Just because a girl says she doesn’t mind the snow, that doesn’t mean she would like to wake up to a winter wonderland. Yes, it seemed romantic at five in the morning when you snuck out of your dorm, and yes, before the girl woke up, it looked amazing. However, if next time you want to do this foolish waste of time, please don’t freeze the pathway to her dorm.

Also, when the girl slips on a frozen pathway, don’t scare the girl by telling her she has amnesia because she can’t remember her own name, without first checking to make sure you actually know her real name. Megan sure didn’t like that.

It was Megan, right?

Either way, if you decide to do something grand and awesome, keep quiet. No shouting. Otherwise the guards will come, and give you detention.

Tip Number Three

Never flirt with someone you meet at detention. Friends, sure. Make out, no. (Unless she initiates it.) This isn’t a good idea, because when you mess it up, (and let’s face it, you’re gonna mess it up,) you will end up back in detention, and that would just be awkwardness. So leave the detention girls alone.

Tip Number Four

Yes, there are many students to meet in a short period of time. It makes sense that you can’t remember all of the girl’s names. Mom always told you to write down things you can’t remember, so a Cheat Sheet of Hot Girls’ Names did, in fact, seem like a good idea at the time. It also made sense to write down the girl’s name with a brief clue as to their physical appearance to help you match a name and a face.

If you persist in this action, however, please make sure that the Cheat Sheet of Hot Girls’ Names stays in your possession at all times. Juliette sure didn’t like it when she read the paper with her name on it, and then the words; Pretty-Chubby-Tornado Girl.

Note to self: next time say curvy—not chubby. Why do girls think they need to be scrawny in order to be gorgeous?
(Also, add the word over-sensitive to Juliette’s description.)

Tip Number Five

Don’t write down teacher’s names or descriptions in the Cheat Sheet of Hot Girls’ Names. Miss Hondera didn’t like being included, and the description you gave of her didn’t help much either. Believe it or not, you ended up in detention…yet again.

Just stop trying so hard. Yes, you are a freak. Nobody else needs to know that. Play it cool. No more grand gestures, at least until you know for sure where the girl lives, and what her name actually is. Girl’s names DO matter, even when their name isn’t Katie.

Breathe, dude, breathe. You’ll figure it out.
Also, stop talking about yourself in third person.
More tips to come.

About the authors:
Sabrina West, Sheena Boekweg and Melanie Crouse never dreamed they would actually create a book worth publishing when they started writing together. Alchemy was merely supposed to be an exercise in flexibility.

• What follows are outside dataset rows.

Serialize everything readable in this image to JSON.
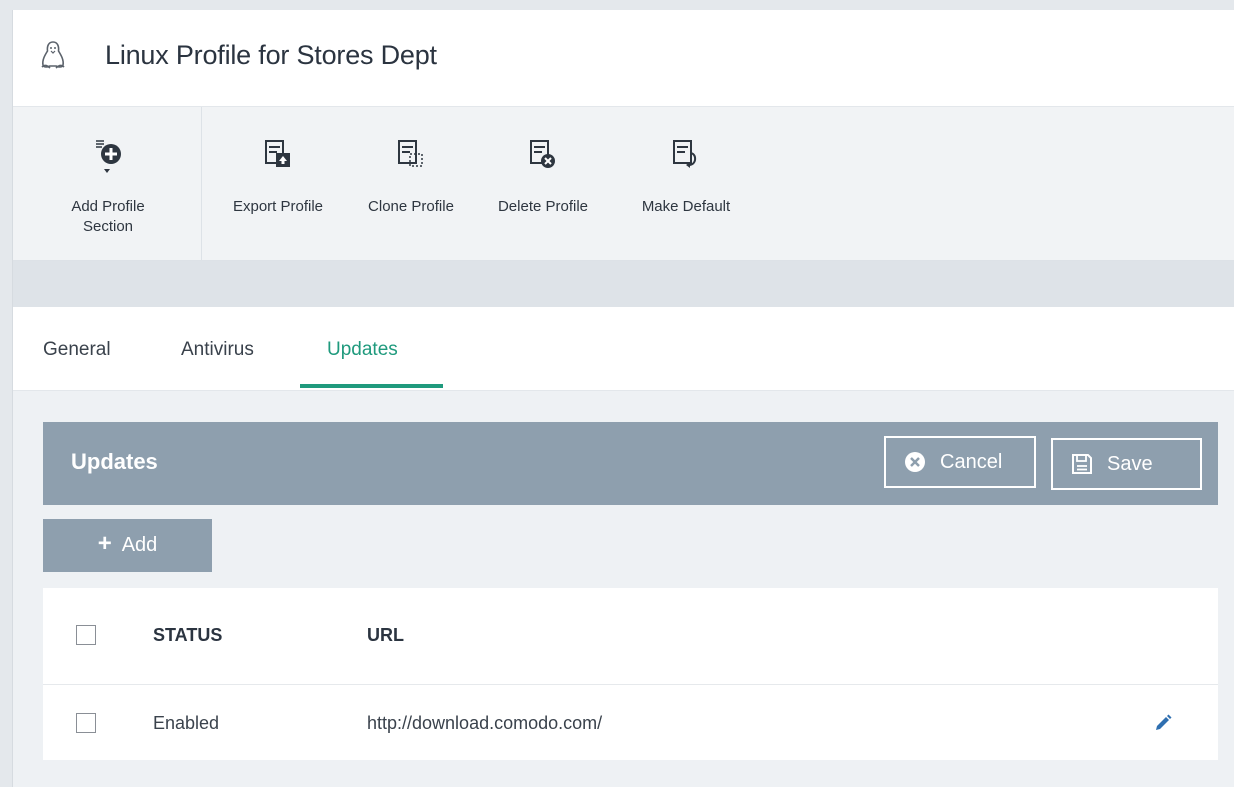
{
  "header": {
    "title": "Linux Profile for Stores Dept",
    "icon": "tux-icon"
  },
  "toolbar": {
    "add_section_line1": "Add Profile",
    "add_section_line2": "Section",
    "export": "Export Profile",
    "clone": "Clone Profile",
    "delete": "Delete Profile",
    "make_default": "Make Default"
  },
  "tabs": [
    {
      "label": "General"
    },
    {
      "label": "Antivirus"
    },
    {
      "label": "Updates"
    }
  ],
  "active_tab": "Updates",
  "panel": {
    "title": "Updates",
    "cancel_label": "Cancel",
    "save_label": "Save"
  },
  "add_button": {
    "label": "Add"
  },
  "table": {
    "columns": [
      "STATUS",
      "URL"
    ],
    "rows": [
      {
        "status": "Enabled",
        "url": "http://download.comodo.com/"
      }
    ]
  },
  "colors": {
    "accent": "#1f9a7d",
    "panel_header": "#8e9fae",
    "link_blue": "#2f6fb0"
  }
}
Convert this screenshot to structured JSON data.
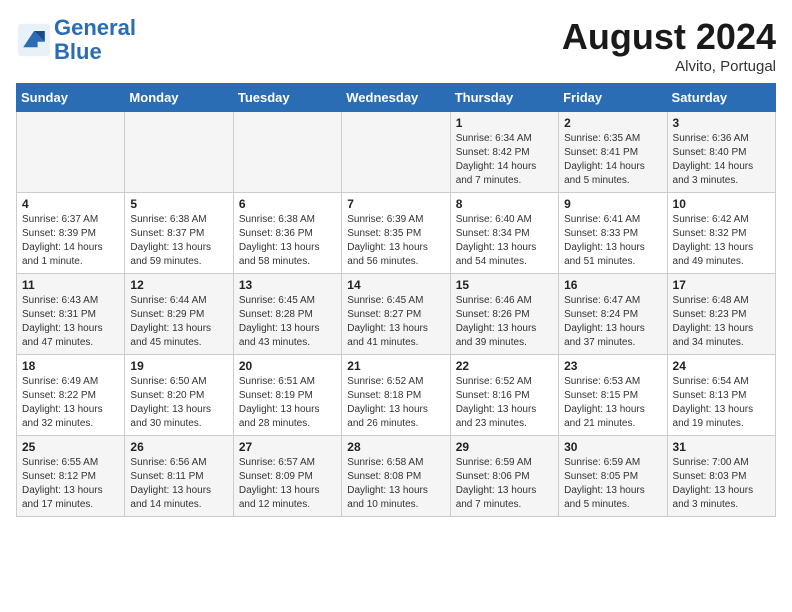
{
  "header": {
    "logo_line1": "General",
    "logo_line2": "Blue",
    "month_year": "August 2024",
    "location": "Alvito, Portugal"
  },
  "days_of_week": [
    "Sunday",
    "Monday",
    "Tuesday",
    "Wednesday",
    "Thursday",
    "Friday",
    "Saturday"
  ],
  "weeks": [
    [
      {
        "day": "",
        "info": ""
      },
      {
        "day": "",
        "info": ""
      },
      {
        "day": "",
        "info": ""
      },
      {
        "day": "",
        "info": ""
      },
      {
        "day": "1",
        "info": "Sunrise: 6:34 AM\nSunset: 8:42 PM\nDaylight: 14 hours\nand 7 minutes."
      },
      {
        "day": "2",
        "info": "Sunrise: 6:35 AM\nSunset: 8:41 PM\nDaylight: 14 hours\nand 5 minutes."
      },
      {
        "day": "3",
        "info": "Sunrise: 6:36 AM\nSunset: 8:40 PM\nDaylight: 14 hours\nand 3 minutes."
      }
    ],
    [
      {
        "day": "4",
        "info": "Sunrise: 6:37 AM\nSunset: 8:39 PM\nDaylight: 14 hours\nand 1 minute."
      },
      {
        "day": "5",
        "info": "Sunrise: 6:38 AM\nSunset: 8:37 PM\nDaylight: 13 hours\nand 59 minutes."
      },
      {
        "day": "6",
        "info": "Sunrise: 6:38 AM\nSunset: 8:36 PM\nDaylight: 13 hours\nand 58 minutes."
      },
      {
        "day": "7",
        "info": "Sunrise: 6:39 AM\nSunset: 8:35 PM\nDaylight: 13 hours\nand 56 minutes."
      },
      {
        "day": "8",
        "info": "Sunrise: 6:40 AM\nSunset: 8:34 PM\nDaylight: 13 hours\nand 54 minutes."
      },
      {
        "day": "9",
        "info": "Sunrise: 6:41 AM\nSunset: 8:33 PM\nDaylight: 13 hours\nand 51 minutes."
      },
      {
        "day": "10",
        "info": "Sunrise: 6:42 AM\nSunset: 8:32 PM\nDaylight: 13 hours\nand 49 minutes."
      }
    ],
    [
      {
        "day": "11",
        "info": "Sunrise: 6:43 AM\nSunset: 8:31 PM\nDaylight: 13 hours\nand 47 minutes."
      },
      {
        "day": "12",
        "info": "Sunrise: 6:44 AM\nSunset: 8:29 PM\nDaylight: 13 hours\nand 45 minutes."
      },
      {
        "day": "13",
        "info": "Sunrise: 6:45 AM\nSunset: 8:28 PM\nDaylight: 13 hours\nand 43 minutes."
      },
      {
        "day": "14",
        "info": "Sunrise: 6:45 AM\nSunset: 8:27 PM\nDaylight: 13 hours\nand 41 minutes."
      },
      {
        "day": "15",
        "info": "Sunrise: 6:46 AM\nSunset: 8:26 PM\nDaylight: 13 hours\nand 39 minutes."
      },
      {
        "day": "16",
        "info": "Sunrise: 6:47 AM\nSunset: 8:24 PM\nDaylight: 13 hours\nand 37 minutes."
      },
      {
        "day": "17",
        "info": "Sunrise: 6:48 AM\nSunset: 8:23 PM\nDaylight: 13 hours\nand 34 minutes."
      }
    ],
    [
      {
        "day": "18",
        "info": "Sunrise: 6:49 AM\nSunset: 8:22 PM\nDaylight: 13 hours\nand 32 minutes."
      },
      {
        "day": "19",
        "info": "Sunrise: 6:50 AM\nSunset: 8:20 PM\nDaylight: 13 hours\nand 30 minutes."
      },
      {
        "day": "20",
        "info": "Sunrise: 6:51 AM\nSunset: 8:19 PM\nDaylight: 13 hours\nand 28 minutes."
      },
      {
        "day": "21",
        "info": "Sunrise: 6:52 AM\nSunset: 8:18 PM\nDaylight: 13 hours\nand 26 minutes."
      },
      {
        "day": "22",
        "info": "Sunrise: 6:52 AM\nSunset: 8:16 PM\nDaylight: 13 hours\nand 23 minutes."
      },
      {
        "day": "23",
        "info": "Sunrise: 6:53 AM\nSunset: 8:15 PM\nDaylight: 13 hours\nand 21 minutes."
      },
      {
        "day": "24",
        "info": "Sunrise: 6:54 AM\nSunset: 8:13 PM\nDaylight: 13 hours\nand 19 minutes."
      }
    ],
    [
      {
        "day": "25",
        "info": "Sunrise: 6:55 AM\nSunset: 8:12 PM\nDaylight: 13 hours\nand 17 minutes."
      },
      {
        "day": "26",
        "info": "Sunrise: 6:56 AM\nSunset: 8:11 PM\nDaylight: 13 hours\nand 14 minutes."
      },
      {
        "day": "27",
        "info": "Sunrise: 6:57 AM\nSunset: 8:09 PM\nDaylight: 13 hours\nand 12 minutes."
      },
      {
        "day": "28",
        "info": "Sunrise: 6:58 AM\nSunset: 8:08 PM\nDaylight: 13 hours\nand 10 minutes."
      },
      {
        "day": "29",
        "info": "Sunrise: 6:59 AM\nSunset: 8:06 PM\nDaylight: 13 hours\nand 7 minutes."
      },
      {
        "day": "30",
        "info": "Sunrise: 6:59 AM\nSunset: 8:05 PM\nDaylight: 13 hours\nand 5 minutes."
      },
      {
        "day": "31",
        "info": "Sunrise: 7:00 AM\nSunset: 8:03 PM\nDaylight: 13 hours\nand 3 minutes."
      }
    ]
  ]
}
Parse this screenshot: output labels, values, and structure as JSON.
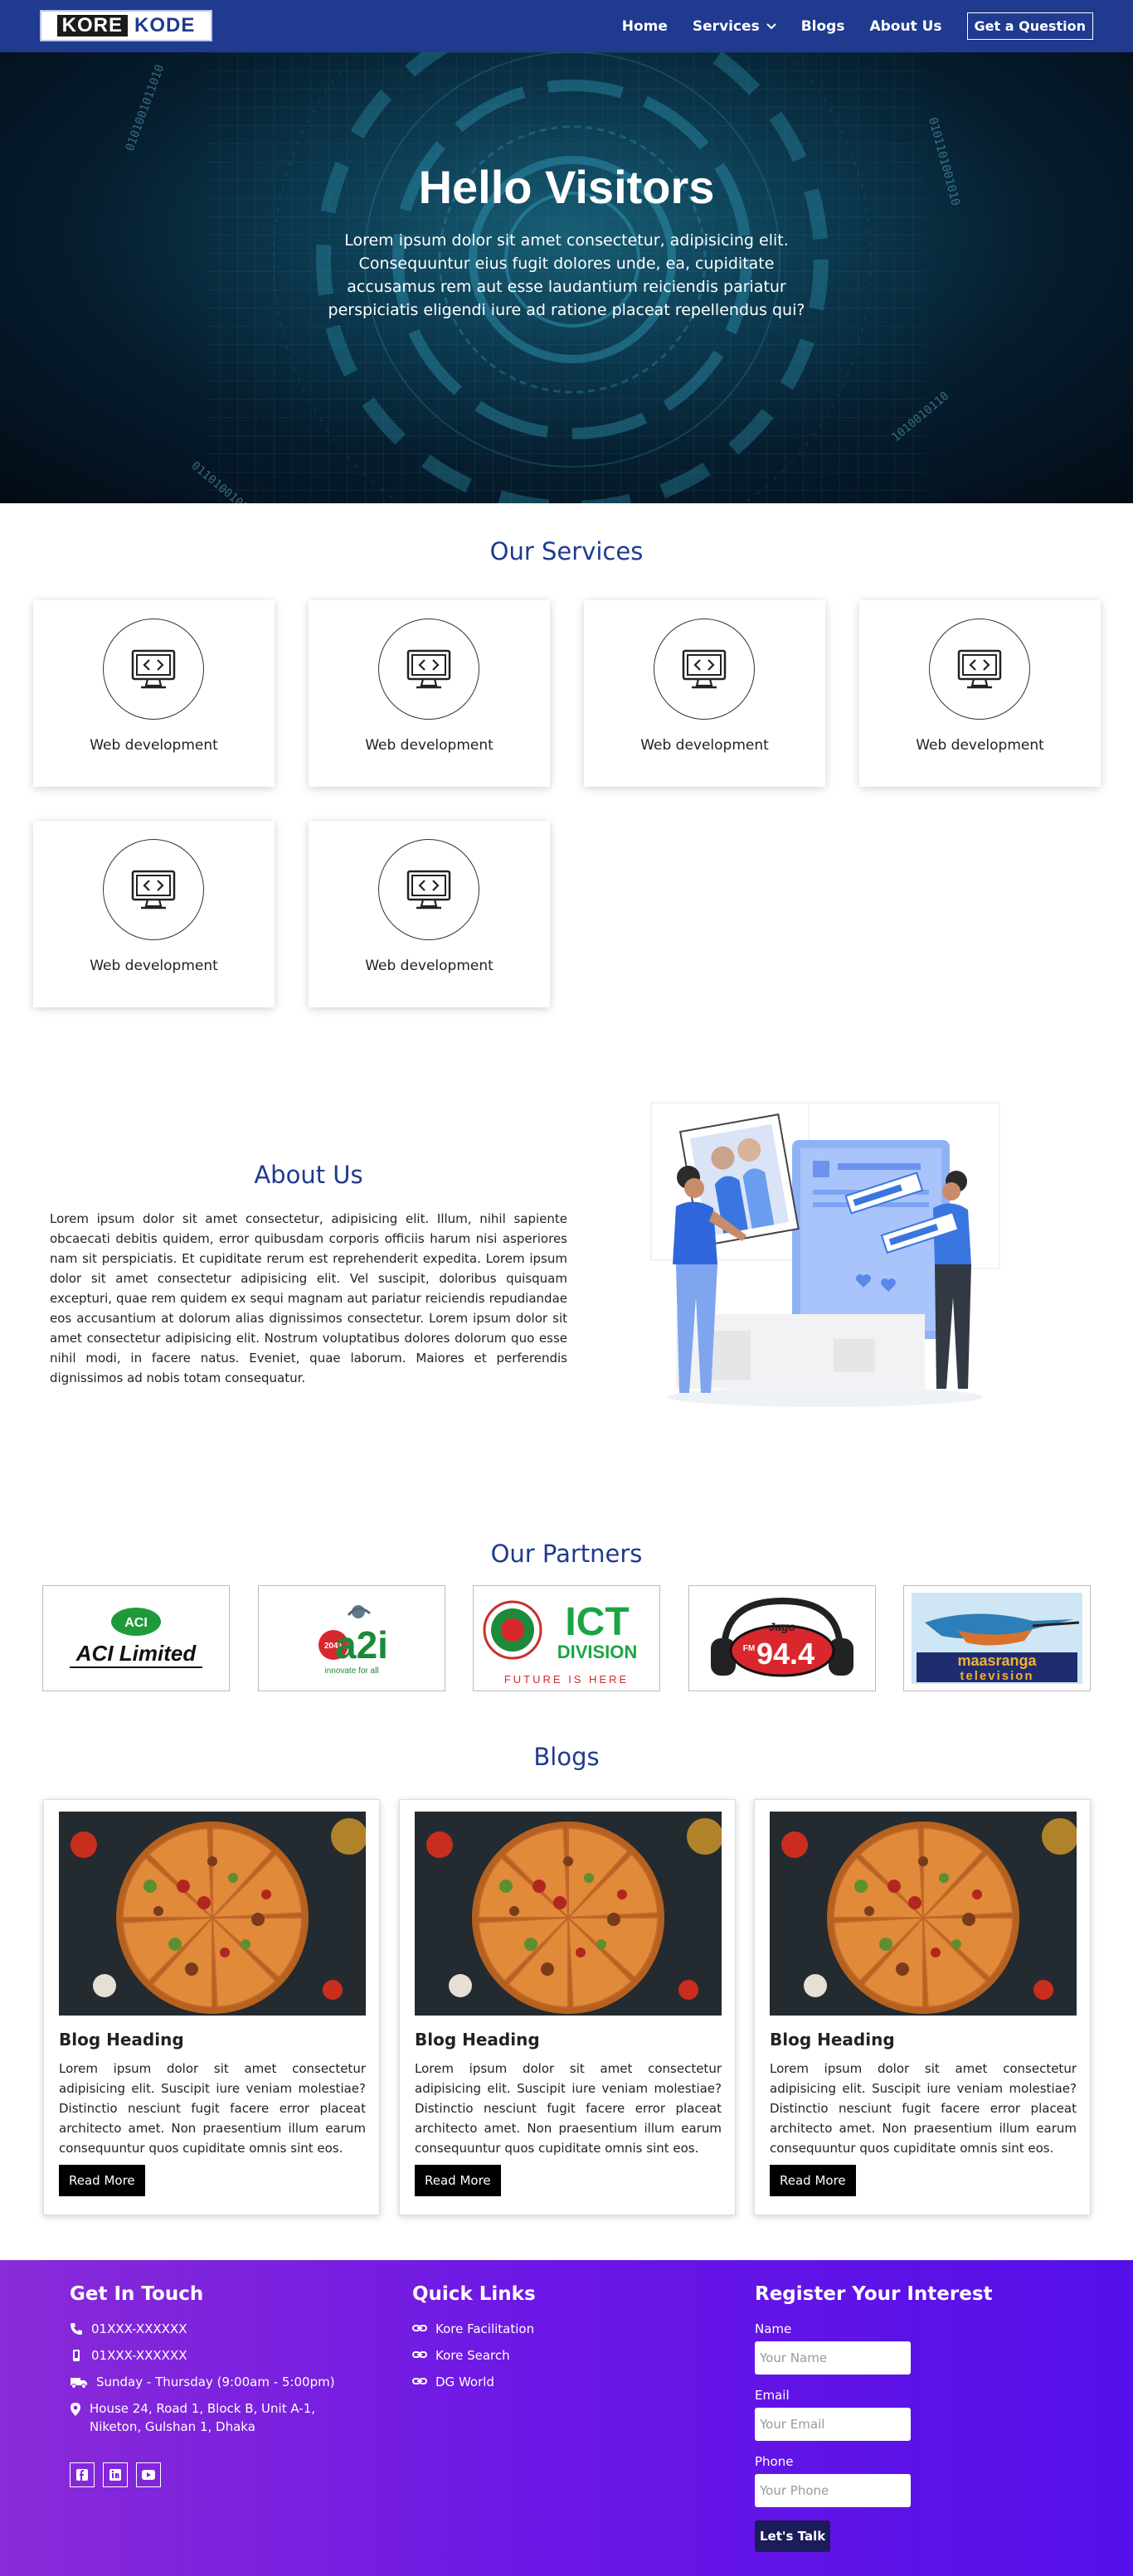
{
  "nav": {
    "logo_left": "KORE",
    "logo_right": "KODE",
    "items": [
      "Home",
      "Services",
      "Blogs",
      "About Us"
    ],
    "cta": "Get a Question"
  },
  "hero": {
    "title": "Hello Visitors",
    "text": "Lorem ipsum dolor sit amet consectetur, adipisicing elit. Consequuntur eius fugit dolores unde, ea, cupiditate accusamus rem aut esse laudantium reiciendis pariatur perspiciatis eligendi iure ad ratione placeat repellendus qui?"
  },
  "services": {
    "title": "Our Services",
    "items": [
      "Web development",
      "Web development",
      "Web development",
      "Web development",
      "Web development",
      "Web development"
    ]
  },
  "about": {
    "title": "About Us",
    "text": "Lorem ipsum dolor sit amet consectetur, adipisicing elit. Illum, nihil sapiente obcaecati debitis quidem, error quibusdam corporis officiis harum nisi asperiores nam sit perspiciatis. Et cupiditate rerum est reprehenderit expedita. Lorem ipsum dolor sit amet consectetur adipisicing elit. Vel suscipit, doloribus quisquam excepturi, quae rem quidem ex sequi magnam aut pariatur reiciendis repudiandae eos accusantium at dolorum alias dignissimos consectetur. Lorem ipsum dolor sit amet consectetur adipisicing elit. Nostrum voluptatibus dolores dolorum quo esse nihil modi, in facere natus. Eveniet, quae laborum. Maiores et perferendis dignissimos ad nobis totam consequatur."
  },
  "partners": {
    "title": "Our Partners",
    "logos": [
      {
        "name": "ACI Limited",
        "text": "ACI Limited",
        "badge": "ACI"
      },
      {
        "name": "a2i",
        "text": "a2i",
        "tag": "innovate for all",
        "year": "2041"
      },
      {
        "name": "ICT Division",
        "text": "ICT",
        "sub": "DIVISION",
        "tag": "FUTURE IS HERE"
      },
      {
        "name": "Jago FM 94.4",
        "text": "94.4",
        "brand": "Jago",
        "unit": "FM"
      },
      {
        "name": "Maasranga Television",
        "text": "maasranga",
        "sub": "television"
      }
    ]
  },
  "blogs": {
    "title": "Blogs",
    "items": [
      {
        "heading": "Blog Heading",
        "text": "Lorem ipsum dolor sit amet consectetur adipisicing elit. Suscipit iure veniam molestiae? Distinctio nesciunt fugit facere error placeat architecto amet. Non praesentium illum earum consequuntur quos cupiditate omnis sint eos.",
        "button": "Read More"
      },
      {
        "heading": "Blog Heading",
        "text": "Lorem ipsum dolor sit amet consectetur adipisicing elit. Suscipit iure veniam molestiae? Distinctio nesciunt fugit facere error placeat architecto amet. Non praesentium illum earum consequuntur quos cupiditate omnis sint eos.",
        "button": "Read More"
      },
      {
        "heading": "Blog Heading",
        "text": "Lorem ipsum dolor sit amet consectetur adipisicing elit. Suscipit iure veniam molestiae? Distinctio nesciunt fugit facere error placeat architecto amet. Non praesentium illum earum consequuntur quos cupiditate omnis sint eos.",
        "button": "Read More"
      }
    ]
  },
  "footer": {
    "contact_title": "Get In Touch",
    "phone1": "01XXX-XXXXXX",
    "phone2": "01XXX-XXXXXX",
    "hours": "Sunday - Thursday (9:00am - 5:00pm)",
    "address": "House 24, Road 1, Block B, Unit A-1, Niketon, Gulshan 1, Dhaka",
    "links_title": "Quick Links",
    "links": [
      "Kore Facilitation",
      "Kore Search",
      "DG World"
    ],
    "form_title": "Register Your Interest",
    "name_label": "Name",
    "name_placeholder": "Your Name",
    "email_label": "Email",
    "email_placeholder": "Your Email",
    "phone_label": "Phone",
    "phone_placeholder": "Your Phone",
    "submit": "Let's Talk"
  },
  "colors": {
    "nav": "#1f3a8f",
    "heading": "#1f3a8f",
    "footer_start": "#8a2bd8",
    "footer_end": "#5410e8"
  }
}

And it has been that, but it is so much more. Friendships that span the American continent have been forged, and unforgettable characters have been created.

Writing this first book in the Prophecy Breakers was a fun-filled adventure, and we hope that reading it is just as fun for you.

Event organized by Mark My Words Book Publicity

1 comment:

Anonymous said...

Suna bine prima intrebare. Ma duce cu gandul la o carte plina de mister, cu puteri supranaturale si cu chestii infricosatoare. Poate ma insel, sau poate nu.
Descrierea suna si mai bine, de la primul pana la ultimul cuvant. Am citit si fragmentul, si pot sa zic ca imi doresc foarte mult cartea.